──────── EXERCISE MATERIALS ────────

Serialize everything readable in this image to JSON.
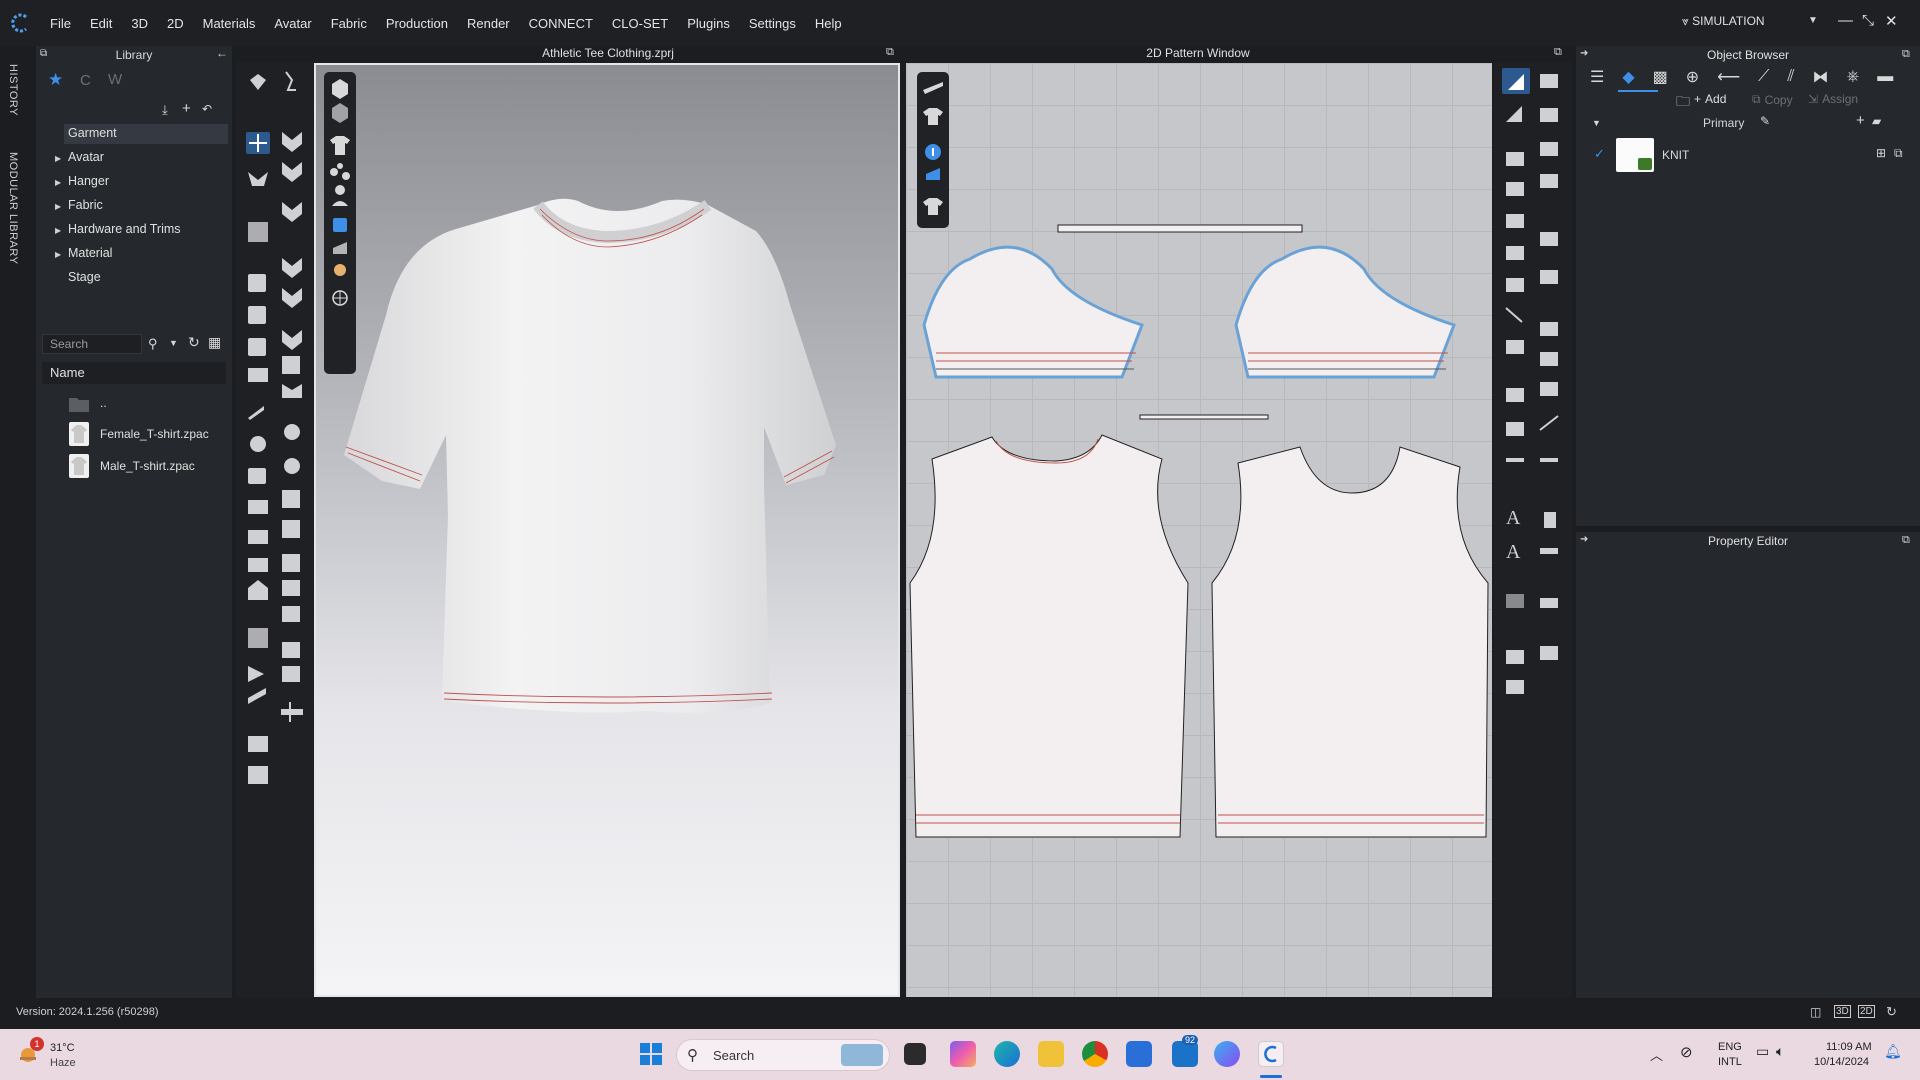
{
  "menubar": {
    "items": [
      "File",
      "Edit",
      "3D",
      "2D",
      "Materials",
      "Avatar",
      "Fabric",
      "Production",
      "Render",
      "CONNECT",
      "CLO-SET",
      "Plugins",
      "Settings",
      "Help"
    ],
    "mode": "SIMULATION"
  },
  "side_tabs": {
    "history": "HISTORY",
    "modular": "MODULAR LIBRARY"
  },
  "library": {
    "title": "Library",
    "tree": [
      {
        "label": "Garment",
        "expandable": false
      },
      {
        "label": "Avatar",
        "expandable": true
      },
      {
        "label": "Hanger",
        "expandable": true
      },
      {
        "label": "Fabric",
        "expandable": true
      },
      {
        "label": "Hardware and Trims",
        "expandable": true
      },
      {
        "label": "Material",
        "expandable": true
      },
      {
        "label": "Stage",
        "expandable": false
      }
    ],
    "search_placeholder": "Search",
    "name_header": "Name",
    "files": [
      {
        "label": "..",
        "icon": "folder-icon"
      },
      {
        "label": "Female_T-shirt.zpac",
        "icon": "tshirt-file-icon"
      },
      {
        "label": "Male_T-shirt.zpac",
        "icon": "tshirt-file-icon"
      }
    ]
  },
  "viewport3d": {
    "title": "Athletic Tee Clothing.zprj"
  },
  "viewport2d": {
    "title": "2D Pattern Window"
  },
  "object_browser": {
    "title": "Object Browser",
    "add_label": "Add",
    "copy_label": "Copy",
    "assign_label": "Assign",
    "group_label": "Primary",
    "fabric_name": "KNIT"
  },
  "property_editor": {
    "title": "Property Editor"
  },
  "status": {
    "version": "Version: 2024.1.256 (r50298)"
  },
  "taskbar": {
    "weather_temp": "31°C",
    "weather_desc": "Haze",
    "weather_badge": "1",
    "search_placeholder": "Search",
    "mail_badge": "92",
    "lang_1": "ENG",
    "lang_2": "INTL",
    "time": "11:09 AM",
    "date": "10/14/2024"
  },
  "colors": {
    "accent": "#3d8fe8",
    "panel": "#25282d",
    "taskbar": "#ead9e1",
    "pattern_fill": "#f3eff0",
    "seam_red": "#c0504d"
  }
}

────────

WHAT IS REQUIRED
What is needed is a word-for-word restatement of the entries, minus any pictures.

COMPLETED TASK
Serialize everything readable in this image to JSON.
{
  "menubar": {
    "items": [
      "File",
      "Edit",
      "3D",
      "2D",
      "Materials",
      "Avatar",
      "Fabric",
      "Production",
      "Render",
      "CONNECT",
      "CLO-SET",
      "Plugins",
      "Settings",
      "Help"
    ],
    "mode": "SIMULATION"
  },
  "side_tabs": {
    "history": "HISTORY",
    "modular": "MODULAR LIBRARY"
  },
  "library": {
    "title": "Library",
    "tree": [
      {
        "label": "Garment",
        "expandable": false
      },
      {
        "label": "Avatar",
        "expandable": true
      },
      {
        "label": "Hanger",
        "expandable": true
      },
      {
        "label": "Fabric",
        "expandable": true
      },
      {
        "label": "Hardware and Trims",
        "expandable": true
      },
      {
        "label": "Material",
        "expandable": true
      },
      {
        "label": "Stage",
        "expandable": false
      }
    ],
    "search_placeholder": "Search",
    "name_header": "Name",
    "files": [
      {
        "label": "..",
        "icon": "folder-icon"
      },
      {
        "label": "Female_T-shirt.zpac",
        "icon": "tshirt-file-icon"
      },
      {
        "label": "Male_T-shirt.zpac",
        "icon": "tshirt-file-icon"
      }
    ]
  },
  "viewport3d": {
    "title": "Athletic Tee Clothing.zprj"
  },
  "viewport2d": {
    "title": "2D Pattern Window"
  },
  "object_browser": {
    "title": "Object Browser",
    "add_label": "Add",
    "copy_label": "Copy",
    "assign_label": "Assign",
    "group_label": "Primary",
    "fabric_name": "KNIT"
  },
  "property_editor": {
    "title": "Property Editor"
  },
  "status": {
    "version": "Version: 2024.1.256 (r50298)"
  },
  "taskbar": {
    "weather_temp": "31°C",
    "weather_desc": "Haze",
    "weather_badge": "1",
    "search_placeholder": "Search",
    "mail_badge": "92",
    "lang_1": "ENG",
    "lang_2": "INTL",
    "time": "11:09 AM",
    "date": "10/14/2024"
  },
  "colors": {
    "accent": "#3d8fe8",
    "panel": "#25282d",
    "taskbar": "#ead9e1",
    "pattern_fill": "#f3eff0",
    "seam_red": "#c0504d"
  }
}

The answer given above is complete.